"Make renku
ride the Energy.
Get the timing wrong,
you ruin the rhythm."


"The physical form
first of all must be graceful
then a musical quality
makes a superior verse."

"As the years passed
by to half a century.
asleep I hovered
among morning clouds
and evening dusk,
awake I was astonished
at the voices of mountain
streams and wild birds."


“These flies sure enjoy
having an unexpected
sick person.”



Haiku of Humanity


Drunk on sake
woman wearing haori
puts in a sword


Night in spring
one hidden in mystery
temple corner


Wrapping rice cake
with one hands she tucks
hair behind ear


On Life's journey
plowing a small field
going and returning


Child of poverty
hulling rice, pauses to
look at the moon


Tone so clear
the Big Dipper resounds
her mallet


Huddling
under the futon, cold
horrible night


Jar cracks
with the ice at night
awakening



Basho Renku
Masterpieces

With her needle
in autumn she manages
to make ends meet
Daughter playing koto
reaches age seven


After the years
of grieving. . . finally
past eighteen
Day and night dreams of
Father in that battle


Now to this brothel
my body has been sold
Can I trust you
with a letter I wrote,
mirror polisher?


Only my face
by rice-seedling mud
is not soiled
Breastfeeding on my lap
what dreams do you see?



Single renku stanzas


Giving birth to
love in the world, she
adorns herself



Autumn wind
saying not a word
child in tears


Among women
one allowed to lead
them in chorus


Easing in
her slender forearm
for his pillow


Two death poems:


On a journey taken ill
dreams on withered fields
wander about

Clear cascade -
into the ripples fall
green pine needles




basho4humanity
@gmail.com




Plea for Affiliation

 

Plea For Affiliation

 

I pray for your help

in finding someone
individual, university,

or foundation - 
to take over my

3000 pages of material,   
to cooperate with me 

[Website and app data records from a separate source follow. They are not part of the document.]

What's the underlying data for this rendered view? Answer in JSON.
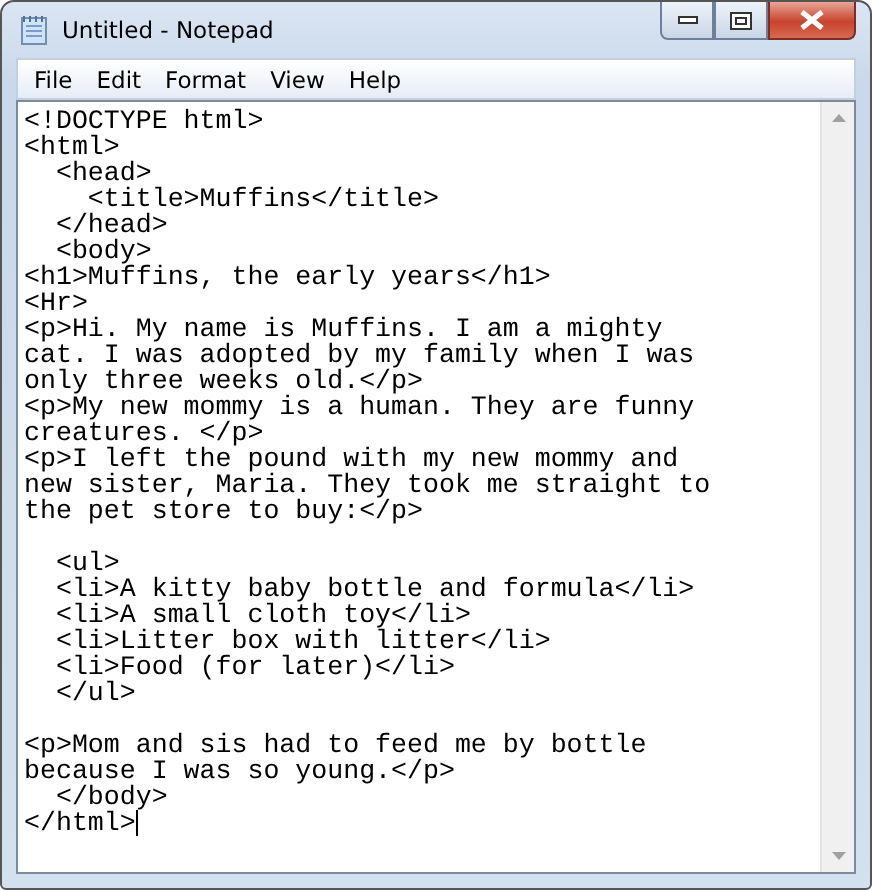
{
  "window": {
    "title": "Untitled - Notepad"
  },
  "menu": [
    "File",
    "Edit",
    "Format",
    "View",
    "Help"
  ],
  "editor": {
    "caret": true,
    "blocks": [
      {
        "lines": [
          "<!DOCTYPE html>",
          "<html>",
          "  <head>",
          "    <title>Muffins</title>",
          "  </head>",
          "  <body>",
          "<h1>Muffins, the early years</h1>",
          "<Hr>",
          "<p>Hi. My name is Muffins. I am a mighty",
          "cat. I was adopted by my family when I was",
          "only three weeks old.</p>",
          "<p>My new mommy is a human. They are funny",
          "creatures. </p>",
          "<p>I left the pound with my new mommy and",
          "new sister, Maria. They took me straight to",
          "the pet store to buy:</p>"
        ]
      },
      {
        "lines": [
          "  <ul>",
          "  <li>A kitty baby bottle and formula</li>",
          "  <li>A small cloth toy</li>",
          "  <li>Litter box with litter</li>",
          "  <li>Food (for later)</li>",
          "  </ul>"
        ]
      },
      {
        "lines": [
          "<p>Mom and sis had to feed me by bottle",
          "because I was so young.</p>",
          "  </body>",
          "</html>"
        ]
      }
    ]
  }
}
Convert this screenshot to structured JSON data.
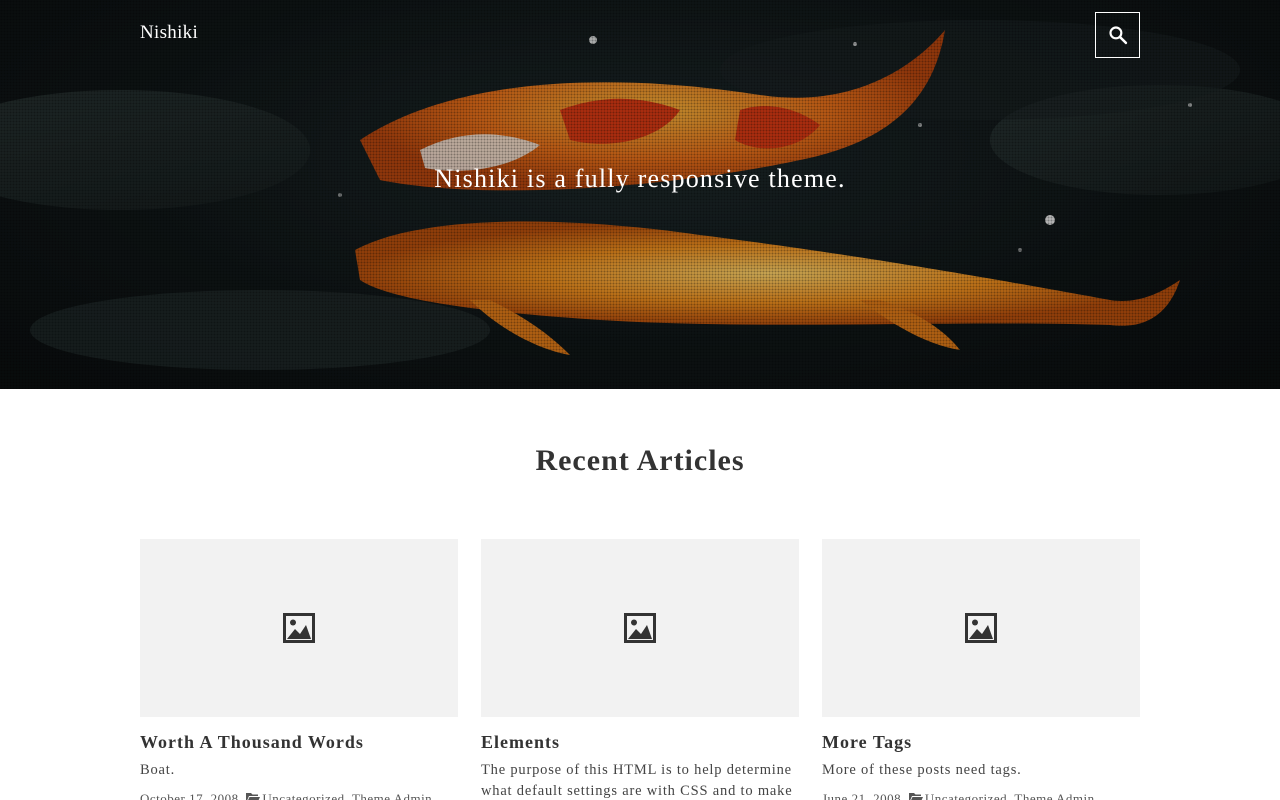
{
  "header": {
    "site_title": "Nishiki",
    "tagline": "Nishiki is a fully responsive theme.",
    "search_icon": "search-icon"
  },
  "main": {
    "section_title": "Recent Articles",
    "articles": [
      {
        "title": "Worth A Thousand Words",
        "excerpt": "Boat.",
        "date": "October 17, 2008",
        "categories": "Uncategorized",
        "author": "Theme Admin"
      },
      {
        "title": "Elements",
        "excerpt": "The purpose of this HTML is to help determine what default settings are with CSS and to make",
        "date": "",
        "categories": "",
        "author": ""
      },
      {
        "title": "More Tags",
        "excerpt": "More of these posts need tags.",
        "date": "June 21, 2008",
        "categories": "Uncategorized",
        "author": "Theme Admin"
      }
    ]
  },
  "colors": {
    "text": "#333333",
    "thumb_bg": "#f2f2f2",
    "hero_bg": "#101617",
    "koi_orange": "#e8701a",
    "koi_red": "#d93a14"
  }
}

to edit the material,
to receive all royalties 

from sales, to spread

Basho’s wisdom worldwide,
and preserve for

future generations.


basho4humanity

@gmail.com